Frantic Assembly’s 25th anniversary show, written by Sally Abbott and co-directed by Scott Graham and Kathy Burke, has opened at the Theatre Royal Stratford East.

This new play focuses on three slightly-interconnected stories, each involving a pair of individuals. In one narrative we meet two estranged sisters who bicker by text and voicemail; another introduces a proud mother and her over-achieving son, who is a student at Cambridge University; and the third involves a taxi driver and his terminally-ill wife. It all unfolds on a sparse and clinical-looking set, mainly comprised of glass partitions which are wheeled around the stage.

It’s an intelligent observation of the very human need to connect. The play largely comprises a series of monologues to drive the stories forward, but these are interspersed with conversations. Each character is clearly battling their own demons and could do with someone to talk to. Over the course of a little more than two hours we gain a series of insights into key moments of their lives, and how the pairs of characters all fit into a bigger picture.

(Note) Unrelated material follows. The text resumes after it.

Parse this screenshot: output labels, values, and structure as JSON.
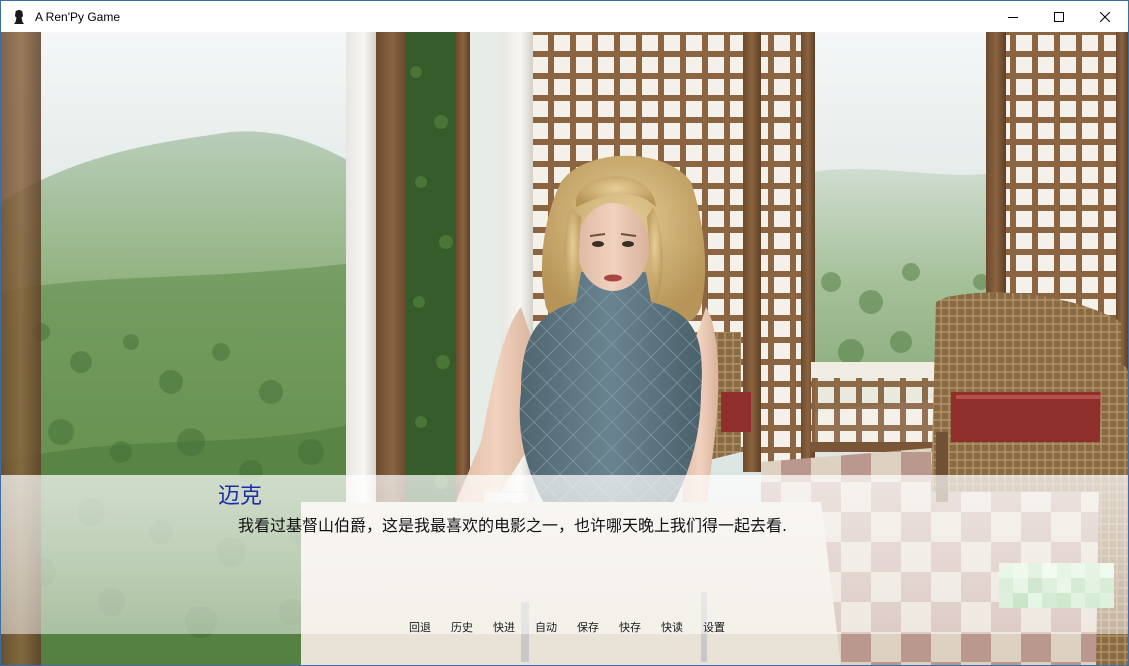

There’s a lot here to enjoy. Although we felt act one was slow and clunky in establishing some of the characters we got there in the end, and act two – which is shorter and pacier – was very impressive indeed. Two scenes stood out for us in particular: when the sisters decide to stop arguing by phone and actually meet, it’s an interesting scene to watch and resolves a punchline that’s been teased for almost the entire play; while another highlight involves a wonderfully dark and unexpected joke about death – in a hospice, of all places – which really took us by surprise. It’s a genuine laugh-out-loud moment.

It’s not a perfect show – for example, we weren’t in love with the staging. It works fine, but feels a bit sterile given the warmth and emotional authenticity of the stories being explored. It does have a pacing issue as well, in that all the best moments unfold during the final scenes of act two. Early scenes that are establishing the characters occasionally feel forced. But in spite of this we still had a good time with I Think We Are Alone – it’s pretty enjoyable throughout, with occasional flashes of brilliance towards the end.

GAY TIMES gives I Think We Are Alone – 4/5

More information can be found here.